Diatoms have that sinking feeling
Phytoplankton fluxes to the interior of the Southern Ocean contribute to the drawdown of atmospheric carbon to the deep ocean. But which species are involved and where do they come from? A new project aims to find out.
Diatoms are a supremely successful group of microscopic phytoplankton with an ability to metabolise silica to construct their intricate, yet robust skeletons, known as frustules. This group of ancient unicellular plants are considered the base of the Southern Ocean food web as they are responsible for 75% of its annual primary production, through photosynthesis, at the ocean’s surface. Through photosynthesis, diatoms draw in atmospheric carbon dioxide to convert into sugars for cell function and reproduction. The frustule of the diatom, aside from providing an enclosure for cell contents, also provides protection to the cell from zooplankton predation. However, there is a trade-off between strengthening the frustule and staying afloat within the sun-lit, wind-mixed, surface waters.
Diatoms can sink rapidly from the surface waters through ‘heavy’ aggregations of cells, natural cell death and large mixing events of surface waters to deeper levels.
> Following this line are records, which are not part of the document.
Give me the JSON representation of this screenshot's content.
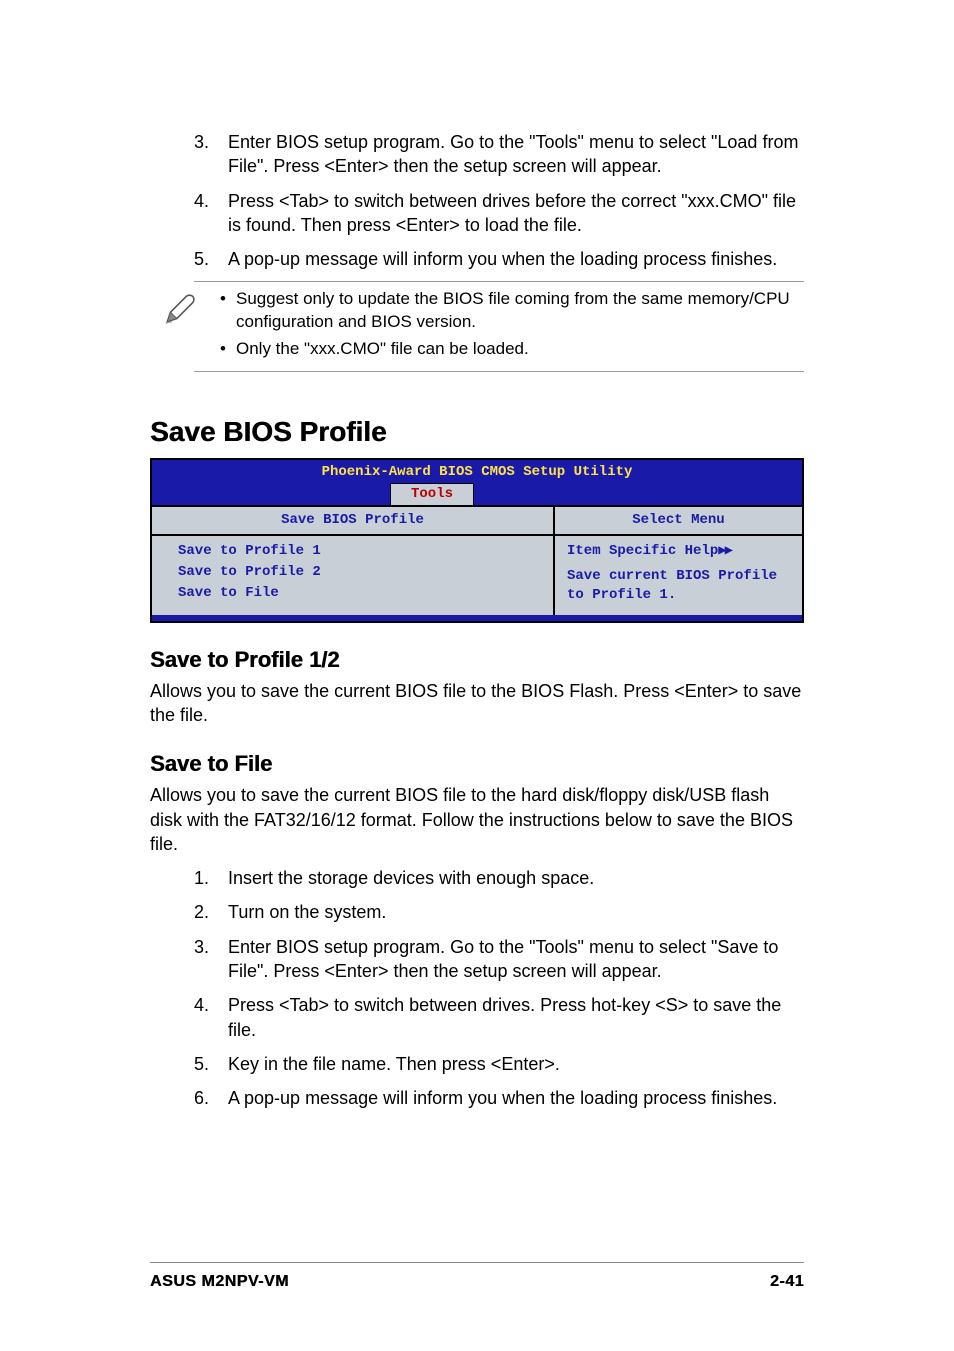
{
  "top_list": {
    "items": [
      {
        "n": "3.",
        "t": "Enter BIOS setup program. Go to the \"Tools\" menu to select \"Load from File\". Press <Enter> then the setup screen will appear."
      },
      {
        "n": "4.",
        "t": "Press <Tab> to switch between drives before the correct \"xxx.CMO\" file is found. Then press <Enter> to load the file."
      },
      {
        "n": "5.",
        "t": "A pop-up message will inform you when the loading process finishes."
      }
    ]
  },
  "note": {
    "items": [
      "Suggest only to update the BIOS file coming from the same memory/CPU configuration and BIOS version.",
      "Only the \"xxx.CMO\" file can be loaded."
    ]
  },
  "section_heading": "Save BIOS Profile",
  "bios": {
    "title": "Phoenix-Award BIOS CMOS Setup Utility",
    "tab": "Tools",
    "left_header": "Save BIOS Profile",
    "right_header": "Select Menu",
    "left_items": [
      "Save to Profile 1",
      "Save to Profile 2",
      "Save to File"
    ],
    "right_help_label": "Item Specific Help",
    "right_help_arrows": "▶▶",
    "right_help_text": "Save current BIOS Profile to Profile 1."
  },
  "sub1": {
    "heading": "Save to Profile 1/2",
    "body": "Allows you to save the current BIOS file to the BIOS Flash. Press <Enter> to save the file."
  },
  "sub2": {
    "heading": "Save to File",
    "body": "Allows you to save the current BIOS file to the hard disk/floppy disk/USB flash disk with the FAT32/16/12 format. Follow the instructions below to save the BIOS file.",
    "steps": [
      {
        "n": "1.",
        "t": "Insert the storage devices with enough space."
      },
      {
        "n": "2.",
        "t": "Turn on the system."
      },
      {
        "n": "3.",
        "t": "Enter BIOS setup program. Go to the \"Tools\" menu to select \"Save to File\". Press <Enter> then the setup screen will appear."
      },
      {
        "n": "4.",
        "t": "Press <Tab> to switch between drives. Press hot-key <S> to save the file."
      },
      {
        "n": "5.",
        "t": "Key in the file name. Then press <Enter>."
      },
      {
        "n": "6.",
        "t": "A pop-up message will inform you when the loading process finishes."
      }
    ]
  },
  "footer": {
    "left": "ASUS M2NPV-VM",
    "right": "2-41"
  }
}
Most commonly though, they are consumed by predators and repackaged into ‘lead-balloon’ faecal pellets. By sinking away from the surface waters, diatoms contribute significantly to the drawdown of atmospheric carbon into the deep ocean. Their frustules can also be preserved in the sediments in such numbers that they can tell us the story of the water masses in which they lived. However, despite their importance in past and present Antarctic ecosystems and the carbon cycle, our knowledge of the ecology and distribution of diatoms in the Southern Ocean remains generalised at best.
In 1997 Professor Tom Trull, then at the Antarctic Cooperative Research Centre in Hobart, initiated a 10 year time-series sediment trap program in the Southern Ocean, to determine the origin, composition and fate of ‘particulate organic matter’ (fine particle remains of living organisms) reaching the ocean interior. Sediment traps were deployed at four sites (the Subantarctic Zone, Subantarctic Front, Polar Front Zone and Antarctic Zone – see map) and programmed to capture particles reaching different depths of the water column (e.g. 1000 to 3800 m). This research showed that particulate organic carbon export in the Subantarctic Zone and Polar Front Zone is large in comparison to many other regions of the world ocean. This observation supports the idea that the Southern Ocean is one of the world's largest sinks for atmospheric carbon dioxide.
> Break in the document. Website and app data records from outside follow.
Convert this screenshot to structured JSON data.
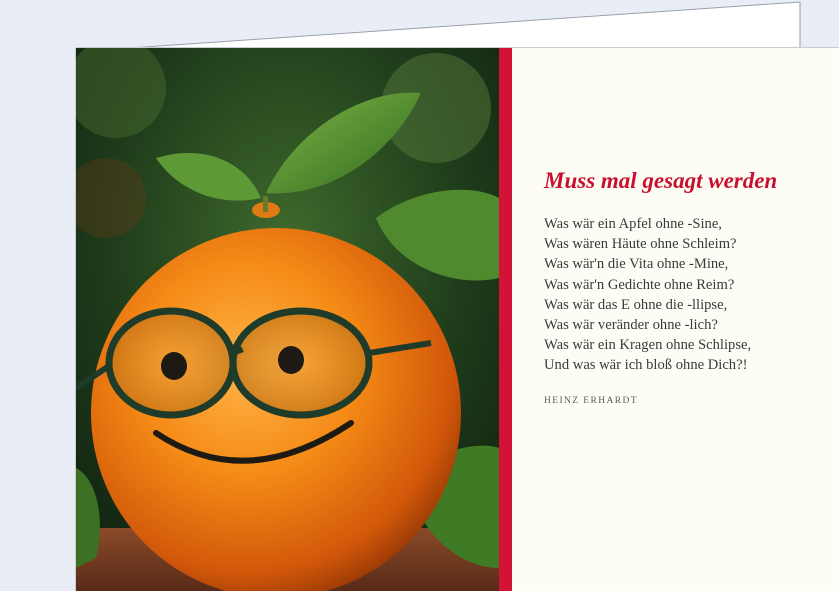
{
  "card": {
    "title": "Muss mal gesagt werden",
    "lines": [
      "Was wär ein Apfel ohne -Sine,",
      "Was wären Häute ohne Schleim?",
      "Was wär'n die Vita ohne -Mine,",
      "Was wär'n Gedichte ohne Reim?",
      "Was wär das E ohne die -llipse,",
      "Was wär veränder ohne -lich?",
      "Was wär ein Kragen ohne Schlipse,",
      "Und was wär ich bloß ohne Dich?!"
    ],
    "author": "HEINZ ERHARDT"
  },
  "colors": {
    "accent_red": "#c8102e",
    "band_red": "#d31237",
    "paper": "#fdfdf6",
    "background": "#e9edf5"
  }
}
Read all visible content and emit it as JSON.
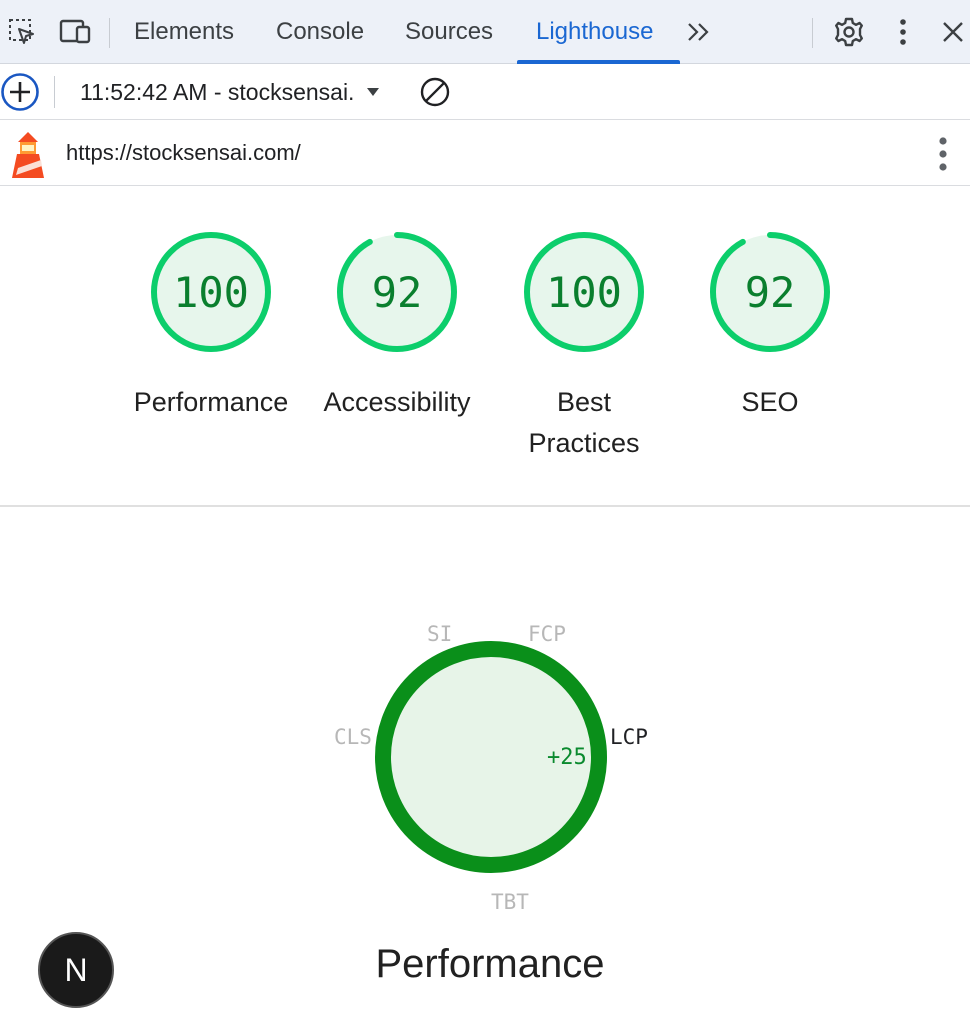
{
  "tabs": {
    "items": [
      {
        "label": "Elements"
      },
      {
        "label": "Console"
      },
      {
        "label": "Sources"
      },
      {
        "label": "Lighthouse",
        "active": true
      }
    ],
    "more_icon": "chevrons-right-icon"
  },
  "toolbar": {
    "report_label": "11:52:42 AM - stocksensai."
  },
  "urlbar": {
    "url": "https://stocksensai.com/"
  },
  "scores": [
    {
      "value": "100",
      "label": "Performance",
      "fraction": 1.0
    },
    {
      "value": "92",
      "label": "Accessibility",
      "fraction": 0.92
    },
    {
      "value": "100",
      "label_line1": "Best",
      "label_line2": "Practices",
      "fraction": 1.0
    },
    {
      "value": "92",
      "label": "SEO",
      "fraction": 0.92
    }
  ],
  "perf_gauge": {
    "metrics": {
      "si": "SI",
      "fcp": "FCP",
      "lcp": "LCP",
      "cls": "CLS",
      "tbt": "TBT"
    },
    "delta": "+25",
    "title": "Performance"
  },
  "badge": {
    "letter": "N"
  },
  "colors": {
    "pass_green": "#0cce6b",
    "score_text": "#0a7f2e",
    "accent_blue": "#1a67d2",
    "perf_ring": "#0a8f1a"
  }
}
Now a new research team, funded by the Australian Antarctic Division and Macquarie University, is investigating the diversity, seasonality and distribution of diatoms in the Southern Ocean. Using sediment samples recovered between 1997 and 2007, the research team is focusing on documenting the diatom flora dwelling in the major hydrological areas of the Australian Sector of the Southern Ocean, to determine which species and seasonal communities are significant to the atmospheric carbon draw-down.
This study will provide us with the missing link between the biochemical and zooplankton studies conducted during the 10 year time series, by providing evidence of species succession and interannual variability of the major primary producers amongst Southern Ocean diatoms.
Andrés Rigual-Hernández1, Leanne Armand1, Jessica Wilks1, Tom Trull2 and Stephen Bray3
1. Department of Biological Sciences, Macquarie University
2. CSIRO Marine and Atmospheric Research
3. Antarctic Climate and Ecosystems Cooperative Research Centre